'''

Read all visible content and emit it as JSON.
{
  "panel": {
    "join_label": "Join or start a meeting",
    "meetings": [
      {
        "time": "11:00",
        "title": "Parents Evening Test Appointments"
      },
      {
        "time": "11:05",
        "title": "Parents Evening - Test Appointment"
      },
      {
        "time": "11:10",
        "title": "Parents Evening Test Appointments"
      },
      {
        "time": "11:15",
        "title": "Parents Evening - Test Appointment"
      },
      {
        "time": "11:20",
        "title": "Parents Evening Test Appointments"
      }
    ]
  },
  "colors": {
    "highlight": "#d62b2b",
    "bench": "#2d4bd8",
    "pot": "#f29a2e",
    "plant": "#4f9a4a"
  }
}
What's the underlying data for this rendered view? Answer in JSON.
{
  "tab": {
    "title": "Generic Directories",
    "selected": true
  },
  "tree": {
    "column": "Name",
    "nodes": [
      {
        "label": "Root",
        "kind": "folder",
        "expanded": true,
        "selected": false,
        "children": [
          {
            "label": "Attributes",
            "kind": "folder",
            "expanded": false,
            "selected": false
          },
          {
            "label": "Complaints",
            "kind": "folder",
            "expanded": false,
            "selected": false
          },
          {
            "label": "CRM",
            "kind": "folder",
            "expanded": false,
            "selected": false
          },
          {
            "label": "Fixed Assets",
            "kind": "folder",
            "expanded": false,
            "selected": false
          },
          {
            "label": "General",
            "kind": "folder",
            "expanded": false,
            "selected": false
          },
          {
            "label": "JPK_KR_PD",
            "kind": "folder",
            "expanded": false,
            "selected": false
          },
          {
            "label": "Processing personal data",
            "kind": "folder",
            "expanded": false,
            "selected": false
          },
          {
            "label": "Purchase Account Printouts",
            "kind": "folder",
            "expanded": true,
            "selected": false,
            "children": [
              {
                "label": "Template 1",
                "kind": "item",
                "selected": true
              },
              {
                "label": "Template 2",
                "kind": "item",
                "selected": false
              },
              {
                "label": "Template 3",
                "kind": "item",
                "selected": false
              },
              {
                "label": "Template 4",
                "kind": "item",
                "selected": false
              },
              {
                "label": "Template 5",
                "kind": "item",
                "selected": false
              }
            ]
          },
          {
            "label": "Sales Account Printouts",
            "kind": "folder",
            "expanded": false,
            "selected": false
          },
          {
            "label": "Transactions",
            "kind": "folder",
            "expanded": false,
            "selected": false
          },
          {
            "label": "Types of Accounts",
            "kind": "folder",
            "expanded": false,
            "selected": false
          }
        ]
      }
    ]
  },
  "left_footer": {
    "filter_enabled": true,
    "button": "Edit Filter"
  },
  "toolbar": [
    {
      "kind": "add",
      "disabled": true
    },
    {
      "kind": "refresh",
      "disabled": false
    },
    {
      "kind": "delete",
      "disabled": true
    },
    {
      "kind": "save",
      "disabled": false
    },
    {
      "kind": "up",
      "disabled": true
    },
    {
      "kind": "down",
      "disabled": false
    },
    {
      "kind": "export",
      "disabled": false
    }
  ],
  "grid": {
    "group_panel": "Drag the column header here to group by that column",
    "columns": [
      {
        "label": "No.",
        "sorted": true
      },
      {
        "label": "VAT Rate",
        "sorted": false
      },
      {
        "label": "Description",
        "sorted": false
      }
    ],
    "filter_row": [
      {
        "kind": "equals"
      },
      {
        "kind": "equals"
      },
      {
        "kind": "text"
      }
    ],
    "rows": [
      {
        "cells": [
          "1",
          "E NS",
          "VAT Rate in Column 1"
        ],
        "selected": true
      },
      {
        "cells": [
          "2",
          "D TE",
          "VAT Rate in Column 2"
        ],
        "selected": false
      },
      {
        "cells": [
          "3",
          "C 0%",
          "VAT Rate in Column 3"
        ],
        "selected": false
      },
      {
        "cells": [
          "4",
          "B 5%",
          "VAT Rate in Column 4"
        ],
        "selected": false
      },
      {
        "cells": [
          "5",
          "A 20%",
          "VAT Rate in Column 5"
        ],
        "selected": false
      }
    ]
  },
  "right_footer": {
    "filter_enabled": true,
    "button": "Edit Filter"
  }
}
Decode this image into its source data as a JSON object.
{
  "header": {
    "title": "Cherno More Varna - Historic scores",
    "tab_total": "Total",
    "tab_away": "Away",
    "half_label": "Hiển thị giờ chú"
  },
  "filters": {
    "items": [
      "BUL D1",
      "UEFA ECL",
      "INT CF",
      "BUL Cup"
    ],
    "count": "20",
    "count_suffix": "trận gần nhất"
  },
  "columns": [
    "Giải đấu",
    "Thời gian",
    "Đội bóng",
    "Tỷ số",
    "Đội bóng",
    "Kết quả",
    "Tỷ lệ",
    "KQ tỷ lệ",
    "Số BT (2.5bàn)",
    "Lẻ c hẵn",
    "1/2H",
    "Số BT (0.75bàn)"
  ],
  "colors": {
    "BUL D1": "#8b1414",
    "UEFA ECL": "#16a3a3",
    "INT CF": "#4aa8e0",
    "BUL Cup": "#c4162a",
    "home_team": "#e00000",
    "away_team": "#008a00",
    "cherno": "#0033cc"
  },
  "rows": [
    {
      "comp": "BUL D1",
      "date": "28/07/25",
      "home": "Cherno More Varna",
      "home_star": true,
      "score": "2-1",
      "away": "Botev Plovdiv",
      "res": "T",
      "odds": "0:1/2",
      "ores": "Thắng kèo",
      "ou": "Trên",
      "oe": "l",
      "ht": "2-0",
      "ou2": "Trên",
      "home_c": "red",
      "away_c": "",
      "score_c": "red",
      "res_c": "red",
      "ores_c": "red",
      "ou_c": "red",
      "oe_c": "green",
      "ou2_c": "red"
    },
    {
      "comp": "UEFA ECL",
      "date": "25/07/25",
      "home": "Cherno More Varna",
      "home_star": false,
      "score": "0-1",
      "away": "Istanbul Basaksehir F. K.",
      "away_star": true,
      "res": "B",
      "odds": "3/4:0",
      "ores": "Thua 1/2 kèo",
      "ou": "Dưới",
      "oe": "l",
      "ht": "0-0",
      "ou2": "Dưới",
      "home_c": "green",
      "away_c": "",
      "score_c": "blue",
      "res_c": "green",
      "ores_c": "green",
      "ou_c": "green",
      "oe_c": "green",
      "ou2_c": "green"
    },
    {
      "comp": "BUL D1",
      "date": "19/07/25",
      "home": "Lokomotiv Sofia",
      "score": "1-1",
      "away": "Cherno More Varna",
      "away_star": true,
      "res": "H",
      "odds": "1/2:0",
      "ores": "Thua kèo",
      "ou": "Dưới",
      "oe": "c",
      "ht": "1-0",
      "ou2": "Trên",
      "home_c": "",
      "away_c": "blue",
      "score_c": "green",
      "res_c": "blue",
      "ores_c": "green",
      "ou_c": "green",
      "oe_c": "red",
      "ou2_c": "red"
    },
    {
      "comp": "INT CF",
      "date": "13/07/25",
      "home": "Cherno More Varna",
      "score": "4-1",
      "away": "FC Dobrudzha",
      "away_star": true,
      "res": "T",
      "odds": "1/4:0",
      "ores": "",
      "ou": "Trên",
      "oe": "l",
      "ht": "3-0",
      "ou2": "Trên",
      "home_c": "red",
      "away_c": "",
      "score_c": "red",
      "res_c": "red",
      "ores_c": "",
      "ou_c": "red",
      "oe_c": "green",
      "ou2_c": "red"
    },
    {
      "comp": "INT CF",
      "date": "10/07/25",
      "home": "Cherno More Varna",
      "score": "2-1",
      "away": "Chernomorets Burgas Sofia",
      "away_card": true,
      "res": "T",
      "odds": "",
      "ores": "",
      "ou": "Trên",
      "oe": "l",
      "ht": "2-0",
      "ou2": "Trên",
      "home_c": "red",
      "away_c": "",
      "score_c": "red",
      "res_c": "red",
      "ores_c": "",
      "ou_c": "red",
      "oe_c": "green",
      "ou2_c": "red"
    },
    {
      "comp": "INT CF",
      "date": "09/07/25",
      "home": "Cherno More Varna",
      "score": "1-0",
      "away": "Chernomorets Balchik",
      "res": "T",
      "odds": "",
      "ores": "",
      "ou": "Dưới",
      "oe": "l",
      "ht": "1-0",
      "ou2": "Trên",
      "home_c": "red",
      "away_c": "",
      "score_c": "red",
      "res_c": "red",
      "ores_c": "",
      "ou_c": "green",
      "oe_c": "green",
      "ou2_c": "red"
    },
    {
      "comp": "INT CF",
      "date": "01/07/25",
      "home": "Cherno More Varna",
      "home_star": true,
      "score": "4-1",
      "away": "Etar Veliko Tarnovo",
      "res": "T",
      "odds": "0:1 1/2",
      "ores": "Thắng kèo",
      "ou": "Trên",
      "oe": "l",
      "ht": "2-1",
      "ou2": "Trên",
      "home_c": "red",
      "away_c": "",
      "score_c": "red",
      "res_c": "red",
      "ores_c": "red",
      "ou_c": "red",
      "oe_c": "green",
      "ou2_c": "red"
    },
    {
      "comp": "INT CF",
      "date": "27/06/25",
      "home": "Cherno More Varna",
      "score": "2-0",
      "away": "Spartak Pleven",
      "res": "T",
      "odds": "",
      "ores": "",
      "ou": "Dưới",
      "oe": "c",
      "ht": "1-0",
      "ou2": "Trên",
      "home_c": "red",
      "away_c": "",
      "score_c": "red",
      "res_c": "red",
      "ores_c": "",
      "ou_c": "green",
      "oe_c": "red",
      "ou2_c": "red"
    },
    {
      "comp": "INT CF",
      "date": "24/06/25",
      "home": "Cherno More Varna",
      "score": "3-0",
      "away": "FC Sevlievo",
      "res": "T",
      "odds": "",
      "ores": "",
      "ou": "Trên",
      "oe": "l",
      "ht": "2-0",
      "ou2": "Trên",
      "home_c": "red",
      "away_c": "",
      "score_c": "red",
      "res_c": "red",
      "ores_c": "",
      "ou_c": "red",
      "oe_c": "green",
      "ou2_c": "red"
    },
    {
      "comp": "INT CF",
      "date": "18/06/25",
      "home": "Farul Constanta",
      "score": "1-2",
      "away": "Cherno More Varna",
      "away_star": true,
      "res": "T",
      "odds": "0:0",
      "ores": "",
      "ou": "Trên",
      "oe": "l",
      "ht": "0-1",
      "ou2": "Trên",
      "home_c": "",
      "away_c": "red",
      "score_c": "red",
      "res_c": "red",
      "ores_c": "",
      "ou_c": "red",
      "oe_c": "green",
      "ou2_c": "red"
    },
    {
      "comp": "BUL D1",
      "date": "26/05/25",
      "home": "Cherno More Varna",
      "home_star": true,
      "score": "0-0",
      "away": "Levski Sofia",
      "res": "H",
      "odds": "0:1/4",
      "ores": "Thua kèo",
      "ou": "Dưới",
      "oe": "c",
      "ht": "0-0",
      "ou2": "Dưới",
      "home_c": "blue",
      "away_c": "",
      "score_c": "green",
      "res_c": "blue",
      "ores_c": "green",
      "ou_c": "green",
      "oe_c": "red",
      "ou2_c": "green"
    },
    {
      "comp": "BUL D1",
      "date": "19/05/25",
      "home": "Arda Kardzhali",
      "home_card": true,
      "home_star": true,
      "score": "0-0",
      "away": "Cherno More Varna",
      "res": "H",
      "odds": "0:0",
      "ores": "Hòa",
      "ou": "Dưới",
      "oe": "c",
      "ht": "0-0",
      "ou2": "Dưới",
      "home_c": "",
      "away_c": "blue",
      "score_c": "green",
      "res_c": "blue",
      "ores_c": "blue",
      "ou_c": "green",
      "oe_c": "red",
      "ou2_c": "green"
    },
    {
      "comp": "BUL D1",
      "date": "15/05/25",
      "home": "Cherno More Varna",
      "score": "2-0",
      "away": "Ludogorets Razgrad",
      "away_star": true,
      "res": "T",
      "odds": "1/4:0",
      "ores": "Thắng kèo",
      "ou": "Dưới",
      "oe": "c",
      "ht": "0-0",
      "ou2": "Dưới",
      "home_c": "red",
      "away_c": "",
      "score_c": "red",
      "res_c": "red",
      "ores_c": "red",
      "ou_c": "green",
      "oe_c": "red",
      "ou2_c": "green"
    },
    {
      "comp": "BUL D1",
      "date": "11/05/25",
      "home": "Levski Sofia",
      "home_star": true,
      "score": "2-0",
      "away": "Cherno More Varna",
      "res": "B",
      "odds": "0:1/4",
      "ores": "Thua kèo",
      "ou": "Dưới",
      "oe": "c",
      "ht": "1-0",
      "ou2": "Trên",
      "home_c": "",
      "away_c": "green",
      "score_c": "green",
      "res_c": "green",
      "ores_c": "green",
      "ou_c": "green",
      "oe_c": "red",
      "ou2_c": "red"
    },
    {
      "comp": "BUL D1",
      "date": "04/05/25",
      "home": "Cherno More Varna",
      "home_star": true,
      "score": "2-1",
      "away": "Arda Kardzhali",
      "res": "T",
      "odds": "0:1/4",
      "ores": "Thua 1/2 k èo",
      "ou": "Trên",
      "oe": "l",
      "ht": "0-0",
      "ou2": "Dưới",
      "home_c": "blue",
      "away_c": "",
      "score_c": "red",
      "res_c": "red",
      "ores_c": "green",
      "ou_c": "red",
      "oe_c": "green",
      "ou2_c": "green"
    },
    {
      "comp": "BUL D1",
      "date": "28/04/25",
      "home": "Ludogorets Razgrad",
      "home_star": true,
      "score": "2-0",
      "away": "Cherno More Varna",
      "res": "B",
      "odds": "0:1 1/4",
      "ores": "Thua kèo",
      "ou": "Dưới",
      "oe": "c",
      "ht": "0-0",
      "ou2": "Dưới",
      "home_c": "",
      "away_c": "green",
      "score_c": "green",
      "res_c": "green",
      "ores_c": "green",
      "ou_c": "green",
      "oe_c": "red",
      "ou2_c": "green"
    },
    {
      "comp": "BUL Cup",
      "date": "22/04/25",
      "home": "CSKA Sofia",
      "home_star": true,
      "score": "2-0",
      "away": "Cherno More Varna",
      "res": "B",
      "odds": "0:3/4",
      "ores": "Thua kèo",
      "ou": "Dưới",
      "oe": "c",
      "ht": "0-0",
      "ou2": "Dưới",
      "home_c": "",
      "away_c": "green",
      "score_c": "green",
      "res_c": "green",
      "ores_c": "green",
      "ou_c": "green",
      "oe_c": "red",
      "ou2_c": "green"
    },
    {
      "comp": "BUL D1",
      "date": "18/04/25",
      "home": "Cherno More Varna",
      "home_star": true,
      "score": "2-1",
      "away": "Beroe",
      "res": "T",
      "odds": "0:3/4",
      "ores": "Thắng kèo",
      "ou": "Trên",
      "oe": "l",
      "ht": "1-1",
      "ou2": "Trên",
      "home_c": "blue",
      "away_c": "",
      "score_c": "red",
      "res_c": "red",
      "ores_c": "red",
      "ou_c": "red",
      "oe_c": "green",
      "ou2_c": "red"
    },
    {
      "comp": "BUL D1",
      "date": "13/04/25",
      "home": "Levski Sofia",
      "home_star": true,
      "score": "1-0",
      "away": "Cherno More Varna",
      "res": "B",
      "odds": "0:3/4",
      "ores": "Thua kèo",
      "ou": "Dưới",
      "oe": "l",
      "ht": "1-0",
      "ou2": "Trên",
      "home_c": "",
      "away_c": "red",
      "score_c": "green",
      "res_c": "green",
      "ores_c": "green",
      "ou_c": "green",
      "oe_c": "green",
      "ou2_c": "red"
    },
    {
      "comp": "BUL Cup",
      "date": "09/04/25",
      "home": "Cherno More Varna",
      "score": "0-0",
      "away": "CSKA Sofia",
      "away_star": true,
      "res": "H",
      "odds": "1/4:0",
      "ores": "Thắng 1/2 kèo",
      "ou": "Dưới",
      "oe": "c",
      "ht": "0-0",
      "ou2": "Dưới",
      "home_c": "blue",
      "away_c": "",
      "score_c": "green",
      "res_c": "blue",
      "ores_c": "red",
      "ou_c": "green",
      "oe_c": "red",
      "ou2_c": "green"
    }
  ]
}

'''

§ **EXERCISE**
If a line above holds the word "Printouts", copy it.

§ **COMPLETED TASK**
            "label": "Purchase Account Printouts",
            "label": "Sales Account Printouts",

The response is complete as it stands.